Your objective
Show all lines below holding the string "subtitle".

-- Opening Marker --

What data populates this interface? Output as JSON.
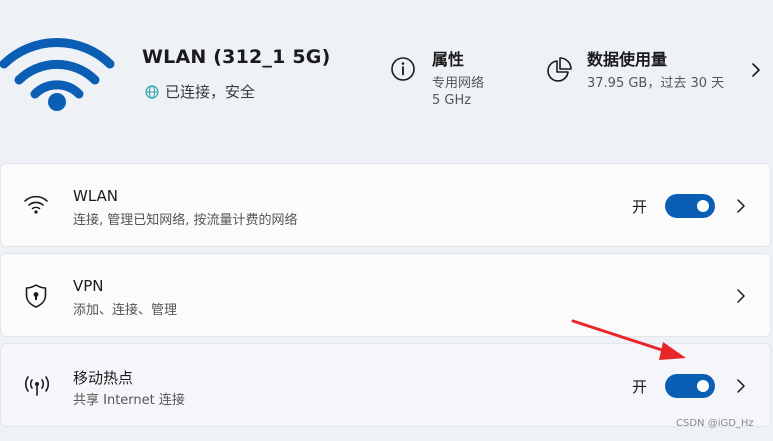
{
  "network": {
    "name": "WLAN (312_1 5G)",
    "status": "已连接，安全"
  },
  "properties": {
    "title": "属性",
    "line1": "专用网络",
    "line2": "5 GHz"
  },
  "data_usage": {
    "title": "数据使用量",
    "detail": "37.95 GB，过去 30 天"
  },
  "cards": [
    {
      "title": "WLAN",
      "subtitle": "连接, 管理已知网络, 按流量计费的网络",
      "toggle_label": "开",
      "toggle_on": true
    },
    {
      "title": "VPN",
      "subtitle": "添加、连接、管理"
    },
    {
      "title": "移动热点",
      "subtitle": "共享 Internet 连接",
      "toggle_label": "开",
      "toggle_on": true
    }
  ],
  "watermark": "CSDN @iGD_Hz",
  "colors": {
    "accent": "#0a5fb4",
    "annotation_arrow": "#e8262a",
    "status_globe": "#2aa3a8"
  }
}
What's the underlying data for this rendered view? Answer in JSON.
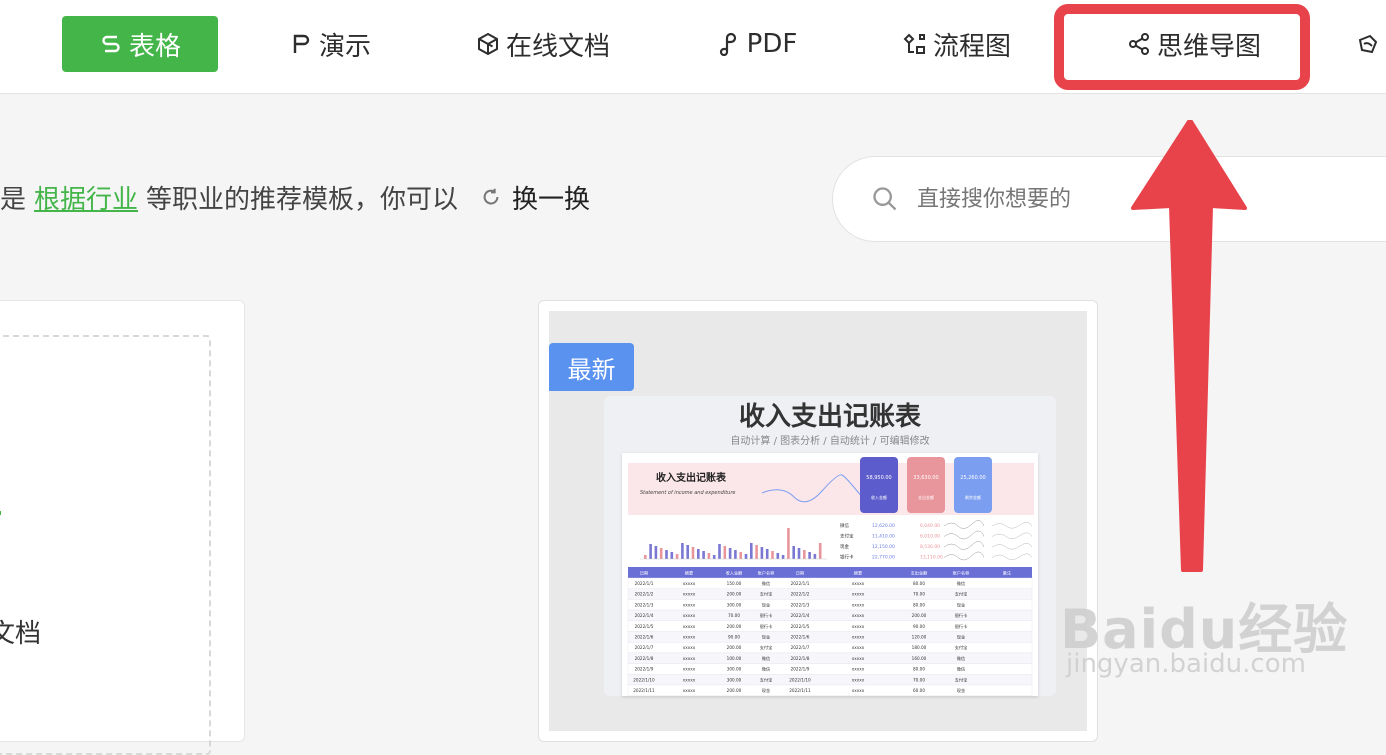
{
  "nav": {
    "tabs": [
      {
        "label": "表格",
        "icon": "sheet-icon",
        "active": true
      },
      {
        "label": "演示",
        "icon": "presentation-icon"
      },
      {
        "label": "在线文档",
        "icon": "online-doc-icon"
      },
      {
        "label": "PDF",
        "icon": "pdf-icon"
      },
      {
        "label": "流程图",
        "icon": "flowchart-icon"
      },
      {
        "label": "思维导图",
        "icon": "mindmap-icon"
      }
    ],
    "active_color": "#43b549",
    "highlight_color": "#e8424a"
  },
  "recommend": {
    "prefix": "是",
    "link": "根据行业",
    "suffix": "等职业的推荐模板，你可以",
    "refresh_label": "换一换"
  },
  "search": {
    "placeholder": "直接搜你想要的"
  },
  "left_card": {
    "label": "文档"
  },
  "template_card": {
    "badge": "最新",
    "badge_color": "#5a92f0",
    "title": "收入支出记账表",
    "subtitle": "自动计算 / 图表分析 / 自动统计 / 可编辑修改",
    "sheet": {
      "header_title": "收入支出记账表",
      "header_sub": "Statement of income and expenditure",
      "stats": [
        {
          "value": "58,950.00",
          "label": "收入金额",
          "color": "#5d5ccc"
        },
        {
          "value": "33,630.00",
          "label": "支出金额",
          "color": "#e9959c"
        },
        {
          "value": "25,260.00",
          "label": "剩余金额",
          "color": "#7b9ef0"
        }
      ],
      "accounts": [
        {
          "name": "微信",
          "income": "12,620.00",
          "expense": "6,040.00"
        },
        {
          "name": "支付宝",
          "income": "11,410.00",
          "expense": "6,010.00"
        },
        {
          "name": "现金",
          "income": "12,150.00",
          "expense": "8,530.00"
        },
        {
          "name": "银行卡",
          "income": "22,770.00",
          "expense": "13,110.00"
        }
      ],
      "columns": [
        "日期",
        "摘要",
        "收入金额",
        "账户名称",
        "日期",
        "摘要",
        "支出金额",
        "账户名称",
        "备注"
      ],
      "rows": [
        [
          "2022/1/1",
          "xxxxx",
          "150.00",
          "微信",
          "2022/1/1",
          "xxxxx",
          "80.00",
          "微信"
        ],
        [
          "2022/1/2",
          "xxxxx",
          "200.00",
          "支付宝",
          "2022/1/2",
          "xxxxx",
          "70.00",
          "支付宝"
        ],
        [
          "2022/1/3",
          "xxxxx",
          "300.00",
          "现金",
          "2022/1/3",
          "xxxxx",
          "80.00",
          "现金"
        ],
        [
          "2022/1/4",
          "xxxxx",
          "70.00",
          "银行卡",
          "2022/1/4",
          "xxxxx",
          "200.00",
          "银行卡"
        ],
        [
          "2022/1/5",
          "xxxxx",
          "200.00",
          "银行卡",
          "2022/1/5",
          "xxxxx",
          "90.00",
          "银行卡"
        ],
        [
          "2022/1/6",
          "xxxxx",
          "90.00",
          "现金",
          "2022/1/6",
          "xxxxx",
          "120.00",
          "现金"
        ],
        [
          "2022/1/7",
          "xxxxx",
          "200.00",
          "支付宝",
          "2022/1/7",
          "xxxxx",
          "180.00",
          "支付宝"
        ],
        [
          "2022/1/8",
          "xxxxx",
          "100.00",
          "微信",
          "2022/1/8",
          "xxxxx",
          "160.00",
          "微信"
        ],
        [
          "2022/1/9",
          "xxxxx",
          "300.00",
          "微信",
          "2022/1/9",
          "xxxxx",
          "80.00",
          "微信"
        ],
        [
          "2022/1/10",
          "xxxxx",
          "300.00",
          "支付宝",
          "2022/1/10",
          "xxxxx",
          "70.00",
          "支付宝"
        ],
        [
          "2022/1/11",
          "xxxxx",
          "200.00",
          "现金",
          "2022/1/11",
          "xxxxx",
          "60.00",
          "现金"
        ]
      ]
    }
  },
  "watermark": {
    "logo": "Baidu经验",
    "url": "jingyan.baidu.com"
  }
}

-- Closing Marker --
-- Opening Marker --

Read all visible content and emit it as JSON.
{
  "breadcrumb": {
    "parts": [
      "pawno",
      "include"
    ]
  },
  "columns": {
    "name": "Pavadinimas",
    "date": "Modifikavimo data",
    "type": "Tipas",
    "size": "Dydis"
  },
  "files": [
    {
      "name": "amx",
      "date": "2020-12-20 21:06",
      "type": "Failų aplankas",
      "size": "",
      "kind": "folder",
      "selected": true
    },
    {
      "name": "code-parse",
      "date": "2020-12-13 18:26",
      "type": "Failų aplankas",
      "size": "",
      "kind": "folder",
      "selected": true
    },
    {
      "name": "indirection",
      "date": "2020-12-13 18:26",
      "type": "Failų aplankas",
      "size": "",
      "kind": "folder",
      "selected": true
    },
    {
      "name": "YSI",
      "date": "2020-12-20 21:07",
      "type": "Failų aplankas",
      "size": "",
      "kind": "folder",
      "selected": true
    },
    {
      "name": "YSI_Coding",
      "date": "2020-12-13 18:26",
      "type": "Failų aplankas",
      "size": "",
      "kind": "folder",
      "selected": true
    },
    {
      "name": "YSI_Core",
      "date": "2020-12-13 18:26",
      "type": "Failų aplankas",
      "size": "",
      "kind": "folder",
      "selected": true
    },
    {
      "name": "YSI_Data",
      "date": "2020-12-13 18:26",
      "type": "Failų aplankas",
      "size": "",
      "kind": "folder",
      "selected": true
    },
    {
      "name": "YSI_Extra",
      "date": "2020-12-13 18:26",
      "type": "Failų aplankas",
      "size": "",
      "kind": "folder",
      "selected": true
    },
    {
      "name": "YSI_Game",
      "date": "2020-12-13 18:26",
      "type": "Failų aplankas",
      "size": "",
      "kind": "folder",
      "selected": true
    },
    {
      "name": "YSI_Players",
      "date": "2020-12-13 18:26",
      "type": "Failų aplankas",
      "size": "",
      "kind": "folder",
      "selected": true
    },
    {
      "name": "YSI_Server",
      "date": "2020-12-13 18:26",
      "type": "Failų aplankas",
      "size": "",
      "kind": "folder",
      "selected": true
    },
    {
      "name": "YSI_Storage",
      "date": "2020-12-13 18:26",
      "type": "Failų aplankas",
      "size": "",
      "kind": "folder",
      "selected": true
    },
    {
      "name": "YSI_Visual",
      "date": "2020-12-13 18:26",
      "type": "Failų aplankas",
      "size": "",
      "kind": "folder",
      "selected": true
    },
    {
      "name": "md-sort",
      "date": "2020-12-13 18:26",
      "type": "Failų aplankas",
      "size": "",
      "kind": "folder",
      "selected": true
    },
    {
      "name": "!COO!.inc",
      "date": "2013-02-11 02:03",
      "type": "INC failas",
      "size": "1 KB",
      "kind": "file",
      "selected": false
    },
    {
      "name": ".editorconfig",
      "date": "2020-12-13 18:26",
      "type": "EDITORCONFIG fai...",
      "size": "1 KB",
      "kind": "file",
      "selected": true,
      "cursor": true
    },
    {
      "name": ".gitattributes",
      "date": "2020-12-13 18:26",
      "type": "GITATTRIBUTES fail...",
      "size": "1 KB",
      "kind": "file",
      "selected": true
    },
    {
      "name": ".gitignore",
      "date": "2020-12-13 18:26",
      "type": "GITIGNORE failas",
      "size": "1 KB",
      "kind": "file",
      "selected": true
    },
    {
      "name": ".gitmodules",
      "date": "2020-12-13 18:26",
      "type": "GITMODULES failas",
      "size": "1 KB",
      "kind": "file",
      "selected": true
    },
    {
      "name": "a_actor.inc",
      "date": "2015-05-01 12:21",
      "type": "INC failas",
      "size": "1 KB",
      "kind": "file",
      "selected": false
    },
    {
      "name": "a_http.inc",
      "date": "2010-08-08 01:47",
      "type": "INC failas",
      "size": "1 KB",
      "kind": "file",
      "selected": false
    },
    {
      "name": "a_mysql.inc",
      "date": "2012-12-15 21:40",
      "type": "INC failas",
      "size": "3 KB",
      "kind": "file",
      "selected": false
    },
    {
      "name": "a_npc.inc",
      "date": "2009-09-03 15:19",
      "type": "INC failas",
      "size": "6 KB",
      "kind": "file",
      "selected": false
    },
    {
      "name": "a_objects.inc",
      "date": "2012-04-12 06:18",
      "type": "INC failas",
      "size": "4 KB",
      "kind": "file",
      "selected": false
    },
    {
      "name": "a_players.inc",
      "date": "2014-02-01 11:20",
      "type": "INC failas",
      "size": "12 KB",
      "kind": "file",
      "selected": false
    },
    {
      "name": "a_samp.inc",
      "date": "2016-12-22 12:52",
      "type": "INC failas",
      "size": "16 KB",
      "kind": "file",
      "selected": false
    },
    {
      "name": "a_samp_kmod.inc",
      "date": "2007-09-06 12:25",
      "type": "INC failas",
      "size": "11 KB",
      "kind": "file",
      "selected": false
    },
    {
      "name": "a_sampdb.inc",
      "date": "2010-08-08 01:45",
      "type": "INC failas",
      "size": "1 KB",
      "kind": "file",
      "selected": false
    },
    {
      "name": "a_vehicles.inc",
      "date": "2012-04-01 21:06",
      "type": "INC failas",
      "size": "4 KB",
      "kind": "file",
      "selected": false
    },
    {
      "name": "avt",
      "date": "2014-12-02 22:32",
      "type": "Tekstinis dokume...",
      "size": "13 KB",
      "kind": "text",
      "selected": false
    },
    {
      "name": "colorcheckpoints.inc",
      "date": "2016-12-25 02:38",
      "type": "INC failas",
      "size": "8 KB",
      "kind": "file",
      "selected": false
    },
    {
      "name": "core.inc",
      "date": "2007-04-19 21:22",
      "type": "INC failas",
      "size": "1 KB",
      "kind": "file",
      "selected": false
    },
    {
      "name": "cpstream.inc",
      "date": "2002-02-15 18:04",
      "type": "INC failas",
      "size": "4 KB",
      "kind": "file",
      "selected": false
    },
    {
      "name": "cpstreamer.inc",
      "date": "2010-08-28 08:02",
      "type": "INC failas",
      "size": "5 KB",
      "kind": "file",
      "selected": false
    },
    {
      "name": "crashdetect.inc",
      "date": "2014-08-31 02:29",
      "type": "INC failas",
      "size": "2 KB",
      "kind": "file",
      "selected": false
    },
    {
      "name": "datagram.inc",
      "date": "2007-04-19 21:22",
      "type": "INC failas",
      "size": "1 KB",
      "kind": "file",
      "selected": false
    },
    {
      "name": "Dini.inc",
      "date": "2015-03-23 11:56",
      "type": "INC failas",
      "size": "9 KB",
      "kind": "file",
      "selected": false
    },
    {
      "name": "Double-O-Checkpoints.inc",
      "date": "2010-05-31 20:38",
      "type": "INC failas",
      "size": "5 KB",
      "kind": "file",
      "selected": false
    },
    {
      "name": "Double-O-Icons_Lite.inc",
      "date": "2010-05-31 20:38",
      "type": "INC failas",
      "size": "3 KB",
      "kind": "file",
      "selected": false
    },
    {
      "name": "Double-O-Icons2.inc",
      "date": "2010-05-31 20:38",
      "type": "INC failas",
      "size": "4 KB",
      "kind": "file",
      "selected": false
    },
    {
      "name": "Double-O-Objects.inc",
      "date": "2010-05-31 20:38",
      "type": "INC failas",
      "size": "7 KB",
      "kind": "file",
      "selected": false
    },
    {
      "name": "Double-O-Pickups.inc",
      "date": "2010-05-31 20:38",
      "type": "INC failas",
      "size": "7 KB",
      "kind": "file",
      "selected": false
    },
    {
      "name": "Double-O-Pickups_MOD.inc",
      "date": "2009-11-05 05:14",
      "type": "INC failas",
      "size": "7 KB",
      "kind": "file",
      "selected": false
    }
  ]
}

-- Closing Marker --
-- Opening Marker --

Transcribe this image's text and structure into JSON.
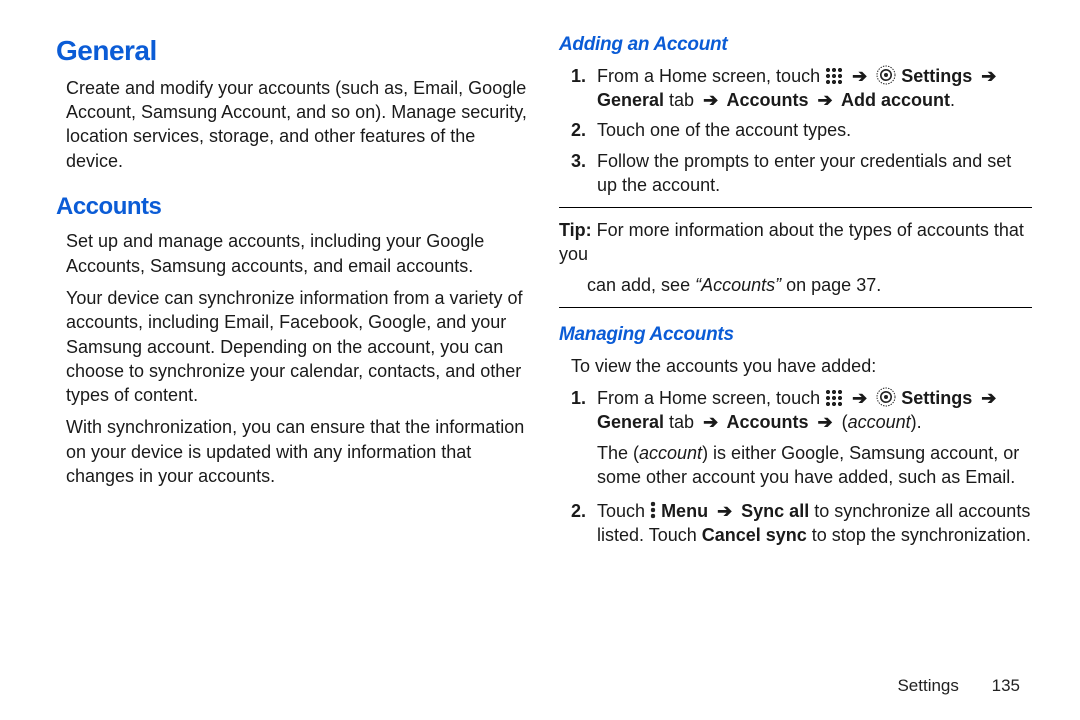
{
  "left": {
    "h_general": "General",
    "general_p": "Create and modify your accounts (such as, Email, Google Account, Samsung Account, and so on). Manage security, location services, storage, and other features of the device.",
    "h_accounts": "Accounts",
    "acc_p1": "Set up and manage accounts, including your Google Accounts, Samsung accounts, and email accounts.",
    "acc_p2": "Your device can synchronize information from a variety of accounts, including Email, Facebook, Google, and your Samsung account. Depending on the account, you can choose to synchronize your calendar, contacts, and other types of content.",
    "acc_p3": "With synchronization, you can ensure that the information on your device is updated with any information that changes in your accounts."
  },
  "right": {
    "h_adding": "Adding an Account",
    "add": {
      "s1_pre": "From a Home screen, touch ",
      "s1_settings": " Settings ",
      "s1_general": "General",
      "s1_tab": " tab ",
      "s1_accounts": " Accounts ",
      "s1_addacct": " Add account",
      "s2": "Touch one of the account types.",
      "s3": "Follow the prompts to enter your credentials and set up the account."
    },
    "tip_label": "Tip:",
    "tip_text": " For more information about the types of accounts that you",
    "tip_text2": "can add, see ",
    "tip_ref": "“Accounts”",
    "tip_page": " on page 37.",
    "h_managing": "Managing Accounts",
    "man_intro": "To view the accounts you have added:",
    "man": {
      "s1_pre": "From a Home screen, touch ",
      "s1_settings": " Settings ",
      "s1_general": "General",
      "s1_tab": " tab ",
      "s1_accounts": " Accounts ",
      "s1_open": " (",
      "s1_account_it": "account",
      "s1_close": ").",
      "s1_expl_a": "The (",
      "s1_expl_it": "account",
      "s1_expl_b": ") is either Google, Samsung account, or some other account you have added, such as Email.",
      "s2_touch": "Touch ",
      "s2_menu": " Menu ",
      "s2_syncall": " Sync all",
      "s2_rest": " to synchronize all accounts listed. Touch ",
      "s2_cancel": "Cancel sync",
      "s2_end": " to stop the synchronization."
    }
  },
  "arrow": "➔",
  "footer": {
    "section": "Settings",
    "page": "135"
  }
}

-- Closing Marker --

Solution below
      "subtitle": "连接, 管理已知网络, 按流量计费的网络",
      "subtitle": "添加、连接、管理"
      "subtitle": "共享 Internet 连接",
    "subtitle": "自动计算 / 图表分析 / 自动统计 / 可编辑修改",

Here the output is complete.